Segment Start: Data provided
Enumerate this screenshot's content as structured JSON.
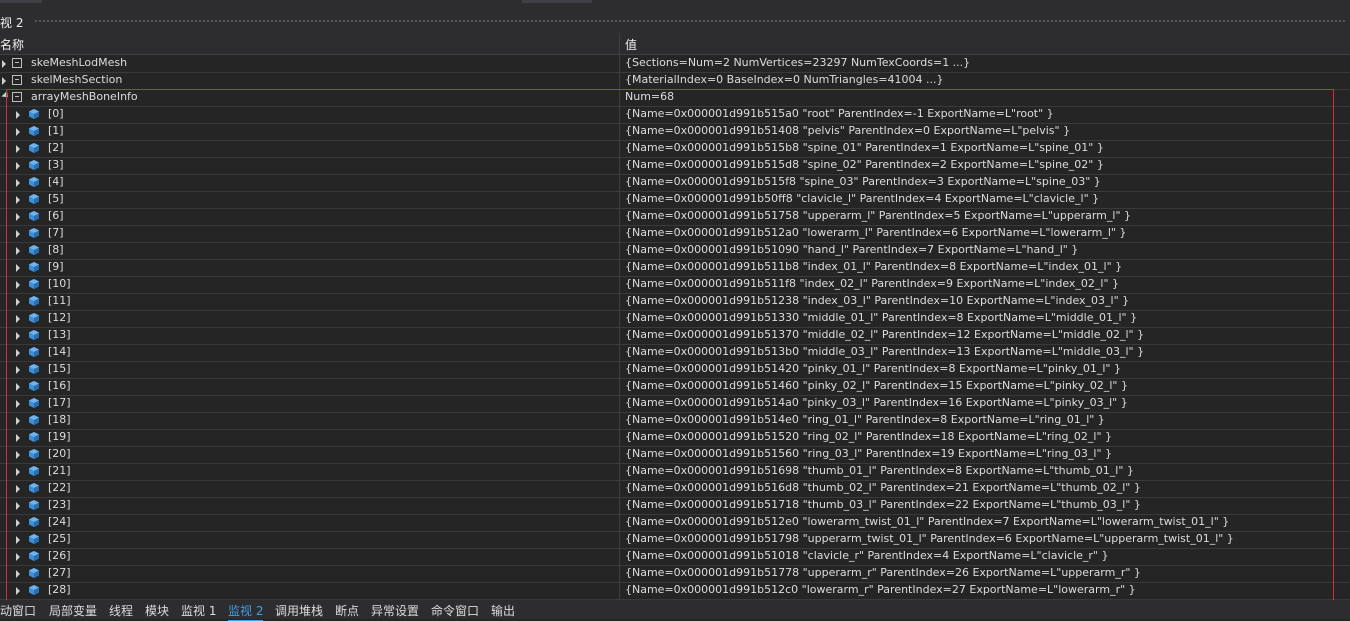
{
  "window": {
    "title": "视 2"
  },
  "columns": {
    "name": "名称",
    "value": "值"
  },
  "top_rows": [
    {
      "name": "skeMeshLodMesh",
      "value": "{Sections=Num=2 NumVertices=23297 NumTexCoords=1 ...}",
      "expanded": false
    },
    {
      "name": "skelMeshSection",
      "value": "{MaterialIndex=0 BaseIndex=0 NumTriangles=41004 ...}",
      "expanded": false
    },
    {
      "name": "arrayMeshBoneInfo",
      "value": "Num=68",
      "expanded": true
    }
  ],
  "children": [
    {
      "name": "[0]",
      "value": "{Name=0x000001d991b515a0 \"root\" ParentIndex=-1 ExportName=L\"root\" }"
    },
    {
      "name": "[1]",
      "value": "{Name=0x000001d991b51408 \"pelvis\" ParentIndex=0 ExportName=L\"pelvis\" }"
    },
    {
      "name": "[2]",
      "value": "{Name=0x000001d991b515b8 \"spine_01\" ParentIndex=1 ExportName=L\"spine_01\" }"
    },
    {
      "name": "[3]",
      "value": "{Name=0x000001d991b515d8 \"spine_02\" ParentIndex=2 ExportName=L\"spine_02\" }"
    },
    {
      "name": "[4]",
      "value": "{Name=0x000001d991b515f8 \"spine_03\" ParentIndex=3 ExportName=L\"spine_03\" }"
    },
    {
      "name": "[5]",
      "value": "{Name=0x000001d991b50ff8 \"clavicle_l\" ParentIndex=4 ExportName=L\"clavicle_l\" }"
    },
    {
      "name": "[6]",
      "value": "{Name=0x000001d991b51758 \"upperarm_l\" ParentIndex=5 ExportName=L\"upperarm_l\" }"
    },
    {
      "name": "[7]",
      "value": "{Name=0x000001d991b512a0 \"lowerarm_l\" ParentIndex=6 ExportName=L\"lowerarm_l\" }"
    },
    {
      "name": "[8]",
      "value": "{Name=0x000001d991b51090 \"hand_l\" ParentIndex=7 ExportName=L\"hand_l\" }"
    },
    {
      "name": "[9]",
      "value": "{Name=0x000001d991b511b8 \"index_01_l\" ParentIndex=8 ExportName=L\"index_01_l\" }"
    },
    {
      "name": "[10]",
      "value": "{Name=0x000001d991b511f8 \"index_02_l\" ParentIndex=9 ExportName=L\"index_02_l\" }"
    },
    {
      "name": "[11]",
      "value": "{Name=0x000001d991b51238 \"index_03_l\" ParentIndex=10 ExportName=L\"index_03_l\" }"
    },
    {
      "name": "[12]",
      "value": "{Name=0x000001d991b51330 \"middle_01_l\" ParentIndex=8 ExportName=L\"middle_01_l\" }"
    },
    {
      "name": "[13]",
      "value": "{Name=0x000001d991b51370 \"middle_02_l\" ParentIndex=12 ExportName=L\"middle_02_l\" }"
    },
    {
      "name": "[14]",
      "value": "{Name=0x000001d991b513b0 \"middle_03_l\" ParentIndex=13 ExportName=L\"middle_03_l\" }"
    },
    {
      "name": "[15]",
      "value": "{Name=0x000001d991b51420 \"pinky_01_l\" ParentIndex=8 ExportName=L\"pinky_01_l\" }"
    },
    {
      "name": "[16]",
      "value": "{Name=0x000001d991b51460 \"pinky_02_l\" ParentIndex=15 ExportName=L\"pinky_02_l\" }"
    },
    {
      "name": "[17]",
      "value": "{Name=0x000001d991b514a0 \"pinky_03_l\" ParentIndex=16 ExportName=L\"pinky_03_l\" }"
    },
    {
      "name": "[18]",
      "value": "{Name=0x000001d991b514e0 \"ring_01_l\" ParentIndex=8 ExportName=L\"ring_01_l\" }"
    },
    {
      "name": "[19]",
      "value": "{Name=0x000001d991b51520 \"ring_02_l\" ParentIndex=18 ExportName=L\"ring_02_l\" }"
    },
    {
      "name": "[20]",
      "value": "{Name=0x000001d991b51560 \"ring_03_l\" ParentIndex=19 ExportName=L\"ring_03_l\" }"
    },
    {
      "name": "[21]",
      "value": "{Name=0x000001d991b51698 \"thumb_01_l\" ParentIndex=8 ExportName=L\"thumb_01_l\" }"
    },
    {
      "name": "[22]",
      "value": "{Name=0x000001d991b516d8 \"thumb_02_l\" ParentIndex=21 ExportName=L\"thumb_02_l\" }"
    },
    {
      "name": "[23]",
      "value": "{Name=0x000001d991b51718 \"thumb_03_l\" ParentIndex=22 ExportName=L\"thumb_03_l\" }"
    },
    {
      "name": "[24]",
      "value": "{Name=0x000001d991b512e0 \"lowerarm_twist_01_l\" ParentIndex=7 ExportName=L\"lowerarm_twist_01_l\" }"
    },
    {
      "name": "[25]",
      "value": "{Name=0x000001d991b51798 \"upperarm_twist_01_l\" ParentIndex=6 ExportName=L\"upperarm_twist_01_l\" }"
    },
    {
      "name": "[26]",
      "value": "{Name=0x000001d991b51018 \"clavicle_r\" ParentIndex=4 ExportName=L\"clavicle_r\" }"
    },
    {
      "name": "[27]",
      "value": "{Name=0x000001d991b51778 \"upperarm_r\" ParentIndex=26 ExportName=L\"upperarm_r\" }"
    },
    {
      "name": "[28]",
      "value": "{Name=0x000001d991b512c0 \"lowerarm_r\" ParentIndex=27 ExportName=L\"lowerarm_r\" }"
    }
  ],
  "bottom_tabs": [
    {
      "label": "动窗口",
      "active": false
    },
    {
      "label": "局部变量",
      "active": false
    },
    {
      "label": "线程",
      "active": false
    },
    {
      "label": "模块",
      "active": false
    },
    {
      "label": "监视 1",
      "active": false
    },
    {
      "label": "监视 2",
      "active": true
    },
    {
      "label": "调用堆栈",
      "active": false
    },
    {
      "label": "断点",
      "active": false
    },
    {
      "label": "异常设置",
      "active": false
    },
    {
      "label": "命令窗口",
      "active": false
    },
    {
      "label": "输出",
      "active": false
    }
  ],
  "colors": {
    "highlight_border": "#c8323a",
    "active_tab": "#3f9ee8",
    "cube_icon": "#3d8fd6"
  },
  "icons": {
    "struct": "struct-box-icon",
    "element": "object-cube-icon",
    "expand": "expand-arrow-icon"
  }
}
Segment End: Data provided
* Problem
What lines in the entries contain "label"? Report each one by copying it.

* Solution for this problem
      "label": "动窗口",
      "label": "局部变量",
      "label": "线程",
      "label": "模块",
      "label": "监视 1",
      "label": "监视 2",
      "label": "调用堆栈",
      "label": "断点",
      "label": "异常设置",
      "label": "命令窗口",
      "label": "输出",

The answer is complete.